What Native Plants are Fruiting this Week?
Winterberry (Ilex verticillata)
Last week we featured the American holly and now we continue the red berry theme with winterberry, a deciduous tree that often occurs in the wild as a shrub. This native plant shines in colder months with bright red berries developing just as its leaves drop in the fall. The berries may last until early spring as long as they aren't devoured by hungry birds.
Winterberry can be grown in all three regions of North Carolina and tolerates a wide range of soil and light conditions. Winterberry does best in moist habitats with adequate drainage and produces berries only when a male and female are both present (dioecious).

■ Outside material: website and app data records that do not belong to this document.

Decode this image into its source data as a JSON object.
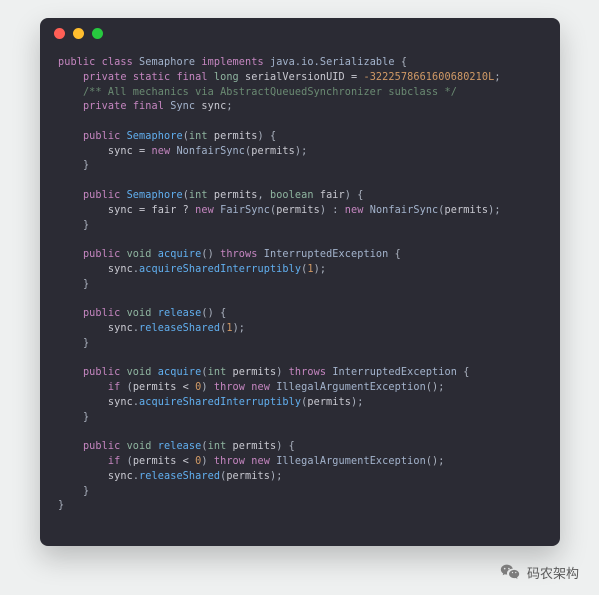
{
  "window": {
    "traffic_lights": {
      "close": "#ff5f56",
      "minimize": "#ffbd2e",
      "zoom": "#27c93f"
    }
  },
  "code": {
    "tokens": [
      [
        {
          "t": "public",
          "c": "kw"
        },
        {
          "t": " "
        },
        {
          "t": "class",
          "c": "kw"
        },
        {
          "t": " "
        },
        {
          "t": "Semaphore",
          "c": "type"
        },
        {
          "t": " "
        },
        {
          "t": "implements",
          "c": "impl"
        },
        {
          "t": " "
        },
        {
          "t": "java.io.Serializable",
          "c": "type"
        },
        {
          "t": " {",
          "c": "pn"
        }
      ],
      [
        {
          "t": "    "
        },
        {
          "t": "private",
          "c": "kw"
        },
        {
          "t": " "
        },
        {
          "t": "static",
          "c": "kw"
        },
        {
          "t": " "
        },
        {
          "t": "final",
          "c": "kw"
        },
        {
          "t": " "
        },
        {
          "t": "long",
          "c": "prm"
        },
        {
          "t": " "
        },
        {
          "t": "serialVersionUID",
          "c": "var"
        },
        {
          "t": " = ",
          "c": "op"
        },
        {
          "t": "-3222578661600680210L",
          "c": "num"
        },
        {
          "t": ";",
          "c": "pn"
        }
      ],
      [
        {
          "t": "    "
        },
        {
          "t": "/** All mechanics via AbstractQueuedSynchronizer subclass */",
          "c": "cmt"
        }
      ],
      [
        {
          "t": "    "
        },
        {
          "t": "private",
          "c": "kw"
        },
        {
          "t": " "
        },
        {
          "t": "final",
          "c": "kw"
        },
        {
          "t": " "
        },
        {
          "t": "Sync",
          "c": "type"
        },
        {
          "t": " "
        },
        {
          "t": "sync",
          "c": "var"
        },
        {
          "t": ";",
          "c": "pn"
        }
      ],
      [],
      [
        {
          "t": "    "
        },
        {
          "t": "public",
          "c": "kw"
        },
        {
          "t": " "
        },
        {
          "t": "Semaphore",
          "c": "fn"
        },
        {
          "t": "(",
          "c": "pn"
        },
        {
          "t": "int",
          "c": "prm"
        },
        {
          "t": " permits",
          "c": "var"
        },
        {
          "t": ") {",
          "c": "pn"
        }
      ],
      [
        {
          "t": "        "
        },
        {
          "t": "sync",
          "c": "var"
        },
        {
          "t": " = ",
          "c": "op"
        },
        {
          "t": "new",
          "c": "kw"
        },
        {
          "t": " "
        },
        {
          "t": "NonfairSync",
          "c": "type"
        },
        {
          "t": "(",
          "c": "pn"
        },
        {
          "t": "permits",
          "c": "var"
        },
        {
          "t": ");",
          "c": "pn"
        }
      ],
      [
        {
          "t": "    "
        },
        {
          "t": "}",
          "c": "pn"
        }
      ],
      [],
      [
        {
          "t": "    "
        },
        {
          "t": "public",
          "c": "kw"
        },
        {
          "t": " "
        },
        {
          "t": "Semaphore",
          "c": "fn"
        },
        {
          "t": "(",
          "c": "pn"
        },
        {
          "t": "int",
          "c": "prm"
        },
        {
          "t": " permits",
          "c": "var"
        },
        {
          "t": ", ",
          "c": "pn"
        },
        {
          "t": "boolean",
          "c": "prm"
        },
        {
          "t": " fair",
          "c": "var"
        },
        {
          "t": ") {",
          "c": "pn"
        }
      ],
      [
        {
          "t": "        "
        },
        {
          "t": "sync",
          "c": "var"
        },
        {
          "t": " = ",
          "c": "op"
        },
        {
          "t": "fair",
          "c": "var"
        },
        {
          "t": " ? ",
          "c": "op"
        },
        {
          "t": "new",
          "c": "kw"
        },
        {
          "t": " "
        },
        {
          "t": "FairSync",
          "c": "type"
        },
        {
          "t": "(",
          "c": "pn"
        },
        {
          "t": "permits",
          "c": "var"
        },
        {
          "t": ") : ",
          "c": "pn"
        },
        {
          "t": "new",
          "c": "kw"
        },
        {
          "t": " "
        },
        {
          "t": "NonfairSync",
          "c": "type"
        },
        {
          "t": "(",
          "c": "pn"
        },
        {
          "t": "permits",
          "c": "var"
        },
        {
          "t": ");",
          "c": "pn"
        }
      ],
      [
        {
          "t": "    "
        },
        {
          "t": "}",
          "c": "pn"
        }
      ],
      [],
      [
        {
          "t": "    "
        },
        {
          "t": "public",
          "c": "kw"
        },
        {
          "t": " "
        },
        {
          "t": "void",
          "c": "prm"
        },
        {
          "t": " "
        },
        {
          "t": "acquire",
          "c": "fn"
        },
        {
          "t": "() ",
          "c": "pn"
        },
        {
          "t": "throws",
          "c": "kw"
        },
        {
          "t": " "
        },
        {
          "t": "InterruptedException",
          "c": "type"
        },
        {
          "t": " {",
          "c": "pn"
        }
      ],
      [
        {
          "t": "        "
        },
        {
          "t": "sync",
          "c": "var"
        },
        {
          "t": ".",
          "c": "pn"
        },
        {
          "t": "acquireSharedInterruptibly",
          "c": "fn"
        },
        {
          "t": "(",
          "c": "pn"
        },
        {
          "t": "1",
          "c": "num"
        },
        {
          "t": ");",
          "c": "pn"
        }
      ],
      [
        {
          "t": "    "
        },
        {
          "t": "}",
          "c": "pn"
        }
      ],
      [],
      [
        {
          "t": "    "
        },
        {
          "t": "public",
          "c": "kw"
        },
        {
          "t": " "
        },
        {
          "t": "void",
          "c": "prm"
        },
        {
          "t": " "
        },
        {
          "t": "release",
          "c": "fn"
        },
        {
          "t": "() {",
          "c": "pn"
        }
      ],
      [
        {
          "t": "        "
        },
        {
          "t": "sync",
          "c": "var"
        },
        {
          "t": ".",
          "c": "pn"
        },
        {
          "t": "releaseShared",
          "c": "fn"
        },
        {
          "t": "(",
          "c": "pn"
        },
        {
          "t": "1",
          "c": "num"
        },
        {
          "t": ");",
          "c": "pn"
        }
      ],
      [
        {
          "t": "    "
        },
        {
          "t": "}",
          "c": "pn"
        }
      ],
      [],
      [
        {
          "t": "    "
        },
        {
          "t": "public",
          "c": "kw"
        },
        {
          "t": " "
        },
        {
          "t": "void",
          "c": "prm"
        },
        {
          "t": " "
        },
        {
          "t": "acquire",
          "c": "fn"
        },
        {
          "t": "(",
          "c": "pn"
        },
        {
          "t": "int",
          "c": "prm"
        },
        {
          "t": " permits",
          "c": "var"
        },
        {
          "t": ") ",
          "c": "pn"
        },
        {
          "t": "throws",
          "c": "kw"
        },
        {
          "t": " "
        },
        {
          "t": "InterruptedException",
          "c": "type"
        },
        {
          "t": " {",
          "c": "pn"
        }
      ],
      [
        {
          "t": "        "
        },
        {
          "t": "if",
          "c": "kw"
        },
        {
          "t": " (",
          "c": "pn"
        },
        {
          "t": "permits",
          "c": "var"
        },
        {
          "t": " < ",
          "c": "op"
        },
        {
          "t": "0",
          "c": "num"
        },
        {
          "t": ") ",
          "c": "pn"
        },
        {
          "t": "throw",
          "c": "kw"
        },
        {
          "t": " "
        },
        {
          "t": "new",
          "c": "kw"
        },
        {
          "t": " "
        },
        {
          "t": "IllegalArgumentException",
          "c": "type"
        },
        {
          "t": "();",
          "c": "pn"
        }
      ],
      [
        {
          "t": "        "
        },
        {
          "t": "sync",
          "c": "var"
        },
        {
          "t": ".",
          "c": "pn"
        },
        {
          "t": "acquireSharedInterruptibly",
          "c": "fn"
        },
        {
          "t": "(",
          "c": "pn"
        },
        {
          "t": "permits",
          "c": "var"
        },
        {
          "t": ");",
          "c": "pn"
        }
      ],
      [
        {
          "t": "    "
        },
        {
          "t": "}",
          "c": "pn"
        }
      ],
      [],
      [
        {
          "t": "    "
        },
        {
          "t": "public",
          "c": "kw"
        },
        {
          "t": " "
        },
        {
          "t": "void",
          "c": "prm"
        },
        {
          "t": " "
        },
        {
          "t": "release",
          "c": "fn"
        },
        {
          "t": "(",
          "c": "pn"
        },
        {
          "t": "int",
          "c": "prm"
        },
        {
          "t": " permits",
          "c": "var"
        },
        {
          "t": ") {",
          "c": "pn"
        }
      ],
      [
        {
          "t": "        "
        },
        {
          "t": "if",
          "c": "kw"
        },
        {
          "t": " (",
          "c": "pn"
        },
        {
          "t": "permits",
          "c": "var"
        },
        {
          "t": " < ",
          "c": "op"
        },
        {
          "t": "0",
          "c": "num"
        },
        {
          "t": ") ",
          "c": "pn"
        },
        {
          "t": "throw",
          "c": "kw"
        },
        {
          "t": " "
        },
        {
          "t": "new",
          "c": "kw"
        },
        {
          "t": " "
        },
        {
          "t": "IllegalArgumentException",
          "c": "type"
        },
        {
          "t": "();",
          "c": "pn"
        }
      ],
      [
        {
          "t": "        "
        },
        {
          "t": "sync",
          "c": "var"
        },
        {
          "t": ".",
          "c": "pn"
        },
        {
          "t": "releaseShared",
          "c": "fn"
        },
        {
          "t": "(",
          "c": "pn"
        },
        {
          "t": "permits",
          "c": "var"
        },
        {
          "t": ");",
          "c": "pn"
        }
      ],
      [
        {
          "t": "    "
        },
        {
          "t": "}",
          "c": "pn"
        }
      ],
      [
        {
          "t": "}",
          "c": "pn"
        }
      ]
    ]
  },
  "footer": {
    "label": "码农架构"
  }
}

The winterberry leaves are alternate, with sharply toothed margins and a pubescent underside. The bark is thin, smooth and gray-brown to blackish in color. Subtle greenish-white flowers bloom from April to June. Cross-pollinated female plants produce bright red berries with a terminal black dot that ripen from August to December.

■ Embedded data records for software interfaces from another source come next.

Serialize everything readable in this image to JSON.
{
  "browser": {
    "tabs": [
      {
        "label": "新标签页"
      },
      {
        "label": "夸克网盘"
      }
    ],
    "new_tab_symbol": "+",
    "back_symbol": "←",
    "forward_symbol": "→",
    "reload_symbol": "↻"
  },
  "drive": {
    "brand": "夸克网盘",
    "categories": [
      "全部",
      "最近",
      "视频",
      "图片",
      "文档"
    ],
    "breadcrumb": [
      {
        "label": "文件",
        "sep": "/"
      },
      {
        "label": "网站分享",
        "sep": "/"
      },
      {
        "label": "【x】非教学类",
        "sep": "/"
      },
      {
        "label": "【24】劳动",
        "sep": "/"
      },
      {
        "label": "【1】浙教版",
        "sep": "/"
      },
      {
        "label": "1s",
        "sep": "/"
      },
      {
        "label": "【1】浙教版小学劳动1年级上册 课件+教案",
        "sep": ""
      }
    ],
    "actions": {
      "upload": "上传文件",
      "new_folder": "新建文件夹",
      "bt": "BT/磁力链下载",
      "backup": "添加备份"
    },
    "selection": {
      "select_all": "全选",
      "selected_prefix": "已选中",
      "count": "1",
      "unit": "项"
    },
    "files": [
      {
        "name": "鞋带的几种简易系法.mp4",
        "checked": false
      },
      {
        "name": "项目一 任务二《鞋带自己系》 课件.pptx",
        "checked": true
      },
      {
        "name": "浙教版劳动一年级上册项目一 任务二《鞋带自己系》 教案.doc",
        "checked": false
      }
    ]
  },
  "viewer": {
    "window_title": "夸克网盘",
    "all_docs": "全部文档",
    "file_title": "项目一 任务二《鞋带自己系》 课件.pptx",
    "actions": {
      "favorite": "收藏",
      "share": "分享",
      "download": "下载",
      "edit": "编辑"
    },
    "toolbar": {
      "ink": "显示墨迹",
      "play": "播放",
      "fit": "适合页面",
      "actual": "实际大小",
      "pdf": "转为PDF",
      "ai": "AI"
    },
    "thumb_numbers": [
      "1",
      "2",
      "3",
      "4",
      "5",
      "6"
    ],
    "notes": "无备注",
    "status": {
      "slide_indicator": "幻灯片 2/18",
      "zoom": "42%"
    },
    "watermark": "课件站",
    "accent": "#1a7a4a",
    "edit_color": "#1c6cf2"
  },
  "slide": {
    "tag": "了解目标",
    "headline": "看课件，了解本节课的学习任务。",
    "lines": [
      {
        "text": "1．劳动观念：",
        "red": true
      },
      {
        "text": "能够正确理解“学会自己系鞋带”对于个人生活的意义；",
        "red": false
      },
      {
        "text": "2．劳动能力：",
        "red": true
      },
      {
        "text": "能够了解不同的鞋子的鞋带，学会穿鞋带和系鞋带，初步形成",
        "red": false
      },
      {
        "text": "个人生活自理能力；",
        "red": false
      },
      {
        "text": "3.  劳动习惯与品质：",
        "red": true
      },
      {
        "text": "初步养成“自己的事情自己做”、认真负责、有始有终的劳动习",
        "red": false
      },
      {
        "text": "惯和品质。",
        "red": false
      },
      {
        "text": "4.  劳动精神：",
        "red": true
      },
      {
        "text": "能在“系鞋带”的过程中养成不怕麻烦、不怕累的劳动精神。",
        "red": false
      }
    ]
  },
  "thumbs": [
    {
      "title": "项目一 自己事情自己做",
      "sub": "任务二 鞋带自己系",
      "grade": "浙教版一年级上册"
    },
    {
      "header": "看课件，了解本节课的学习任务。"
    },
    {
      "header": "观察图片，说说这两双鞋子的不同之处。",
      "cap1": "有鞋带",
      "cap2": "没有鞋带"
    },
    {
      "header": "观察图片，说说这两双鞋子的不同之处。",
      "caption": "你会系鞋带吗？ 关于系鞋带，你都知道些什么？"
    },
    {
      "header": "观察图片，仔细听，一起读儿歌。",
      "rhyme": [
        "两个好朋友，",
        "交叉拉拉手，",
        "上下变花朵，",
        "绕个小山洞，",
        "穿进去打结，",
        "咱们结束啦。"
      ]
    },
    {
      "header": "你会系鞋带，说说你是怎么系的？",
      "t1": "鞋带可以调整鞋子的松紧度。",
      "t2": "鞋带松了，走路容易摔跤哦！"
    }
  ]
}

Winterberry attracts an abundance of native wildlife. It is the host plant for the Henry's elfin butterfly and serves as a food source for other important pollinators. Birds, such as the cedar waxwing, are especially drawn to the winterberry plant's nutritious berries. Mammals are often observed feasting on the berries and foliage or using the plant for shelter.